Excerpts from an interface dataset
┄┄┄┄┄┄┄┄┄┄┄┄┄┄┄┄┄┄┄┄
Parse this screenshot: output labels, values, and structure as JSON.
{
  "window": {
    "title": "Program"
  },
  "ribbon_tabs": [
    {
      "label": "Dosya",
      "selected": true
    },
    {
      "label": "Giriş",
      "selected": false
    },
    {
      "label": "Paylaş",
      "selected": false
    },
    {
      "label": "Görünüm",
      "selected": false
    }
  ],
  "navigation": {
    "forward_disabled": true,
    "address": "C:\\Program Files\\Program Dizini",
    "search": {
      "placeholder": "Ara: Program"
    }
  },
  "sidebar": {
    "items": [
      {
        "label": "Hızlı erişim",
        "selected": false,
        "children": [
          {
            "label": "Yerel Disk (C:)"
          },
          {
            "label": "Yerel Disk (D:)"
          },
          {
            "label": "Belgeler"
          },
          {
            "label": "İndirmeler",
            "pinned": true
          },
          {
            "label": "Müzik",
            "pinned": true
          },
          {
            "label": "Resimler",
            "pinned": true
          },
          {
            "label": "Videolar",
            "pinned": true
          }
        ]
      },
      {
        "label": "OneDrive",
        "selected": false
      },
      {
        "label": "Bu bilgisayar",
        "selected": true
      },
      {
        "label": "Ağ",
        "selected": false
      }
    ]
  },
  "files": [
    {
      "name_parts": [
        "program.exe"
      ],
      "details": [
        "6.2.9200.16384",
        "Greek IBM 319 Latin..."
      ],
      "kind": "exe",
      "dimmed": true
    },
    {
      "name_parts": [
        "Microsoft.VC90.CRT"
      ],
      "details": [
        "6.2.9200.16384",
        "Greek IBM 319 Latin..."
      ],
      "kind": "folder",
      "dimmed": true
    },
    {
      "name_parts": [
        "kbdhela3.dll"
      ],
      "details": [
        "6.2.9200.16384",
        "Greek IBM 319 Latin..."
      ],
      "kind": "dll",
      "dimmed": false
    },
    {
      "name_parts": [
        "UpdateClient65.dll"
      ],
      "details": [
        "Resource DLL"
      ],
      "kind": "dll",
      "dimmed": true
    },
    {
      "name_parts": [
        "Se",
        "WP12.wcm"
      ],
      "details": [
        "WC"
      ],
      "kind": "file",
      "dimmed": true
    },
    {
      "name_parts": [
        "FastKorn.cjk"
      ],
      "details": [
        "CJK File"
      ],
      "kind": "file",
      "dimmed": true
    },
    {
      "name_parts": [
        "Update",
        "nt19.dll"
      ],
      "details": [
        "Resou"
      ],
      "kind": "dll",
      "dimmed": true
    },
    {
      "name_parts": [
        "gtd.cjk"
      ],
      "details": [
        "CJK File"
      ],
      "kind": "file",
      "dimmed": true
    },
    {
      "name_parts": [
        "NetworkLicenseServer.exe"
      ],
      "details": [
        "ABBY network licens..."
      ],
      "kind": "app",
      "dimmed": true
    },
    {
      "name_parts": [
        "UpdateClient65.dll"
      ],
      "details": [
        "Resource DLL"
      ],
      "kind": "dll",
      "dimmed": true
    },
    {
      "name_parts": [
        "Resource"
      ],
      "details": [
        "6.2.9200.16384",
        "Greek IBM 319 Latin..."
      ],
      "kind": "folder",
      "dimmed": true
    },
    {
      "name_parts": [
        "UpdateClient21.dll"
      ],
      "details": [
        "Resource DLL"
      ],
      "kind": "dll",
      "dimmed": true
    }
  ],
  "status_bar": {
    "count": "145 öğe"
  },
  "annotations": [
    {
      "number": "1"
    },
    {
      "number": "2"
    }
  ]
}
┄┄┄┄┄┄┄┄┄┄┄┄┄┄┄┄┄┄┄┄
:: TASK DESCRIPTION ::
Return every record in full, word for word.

:: RESULT OF THIS TASK ::
Parse this screenshot: output labels, values, and structure as JSON.
{
  "window": {
    "title": "Program"
  },
  "ribbon_tabs": [
    {
      "label": "Dosya",
      "selected": true
    },
    {
      "label": "Giriş",
      "selected": false
    },
    {
      "label": "Paylaş",
      "selected": false
    },
    {
      "label": "Görünüm",
      "selected": false
    }
  ],
  "navigation": {
    "forward_disabled": true,
    "address": "C:\\Program Files\\Program Dizini",
    "search": {
      "placeholder": "Ara: Program"
    }
  },
  "sidebar": {
    "items": [
      {
        "label": "Hızlı erişim",
        "selected": false,
        "children": [
          {
            "label": "Yerel Disk (C:)"
          },
          {
            "label": "Yerel Disk (D:)"
          },
          {
            "label": "Belgeler"
          },
          {
            "label": "İndirmeler",
            "pinned": true
          },
          {
            "label": "Müzik",
            "pinned": true
          },
          {
            "label": "Resimler",
            "pinned": true
          },
          {
            "label": "Videolar",
            "pinned": true
          }
        ]
      },
      {
        "label": "OneDrive",
        "selected": false
      },
      {
        "label": "Bu bilgisayar",
        "selected": true
      },
      {
        "label": "Ağ",
        "selected": false
      }
    ]
  },
  "files": [
    {
      "name_parts": [
        "program.exe"
      ],
      "details": [
        "6.2.9200.16384",
        "Greek IBM 319 Latin..."
      ],
      "kind": "exe",
      "dimmed": true
    },
    {
      "name_parts": [
        "Microsoft.VC90.CRT"
      ],
      "details": [
        "6.2.9200.16384",
        "Greek IBM 319 Latin..."
      ],
      "kind": "folder",
      "dimmed": true
    },
    {
      "name_parts": [
        "kbdhela3.dll"
      ],
      "details": [
        "6.2.9200.16384",
        "Greek IBM 319 Latin..."
      ],
      "kind": "dll",
      "dimmed": false
    },
    {
      "name_parts": [
        "UpdateClient65.dll"
      ],
      "details": [
        "Resource DLL"
      ],
      "kind": "dll",
      "dimmed": true
    },
    {
      "name_parts": [
        "Se",
        "WP12.wcm"
      ],
      "details": [
        "WC"
      ],
      "kind": "file",
      "dimmed": true
    },
    {
      "name_parts": [
        "FastKorn.cjk"
      ],
      "details": [
        "CJK File"
      ],
      "kind": "file",
      "dimmed": true
    },
    {
      "name_parts": [
        "Update",
        "nt19.dll"
      ],
      "details": [
        "Resou"
      ],
      "kind": "dll",
      "dimmed": true
    },
    {
      "name_parts": [
        "gtd.cjk"
      ],
      "details": [
        "CJK File"
      ],
      "kind": "file",
      "dimmed": true
    },
    {
      "name_parts": [
        "NetworkLicenseServer.exe"
      ],
      "details": [
        "ABBY network licens..."
      ],
      "kind": "app",
      "dimmed": true
    },
    {
      "name_parts": [
        "UpdateClient65.dll"
      ],
      "details": [
        "Resource DLL"
      ],
      "kind": "dll",
      "dimmed": true
    },
    {
      "name_parts": [
        "Resource"
      ],
      "details": [
        "6.2.9200.16384",
        "Greek IBM 319 Latin..."
      ],
      "kind": "folder",
      "dimmed": true
    },
    {
      "name_parts": [
        "UpdateClient21.dll"
      ],
      "details": [
        "Resource DLL"
      ],
      "kind": "dll",
      "dimmed": true
    }
  ],
  "status_bar": {
    "count": "145 öğe"
  },
  "annotations": [
    {
      "number": "1"
    },
    {
      "number": "2"
    }
  ]
}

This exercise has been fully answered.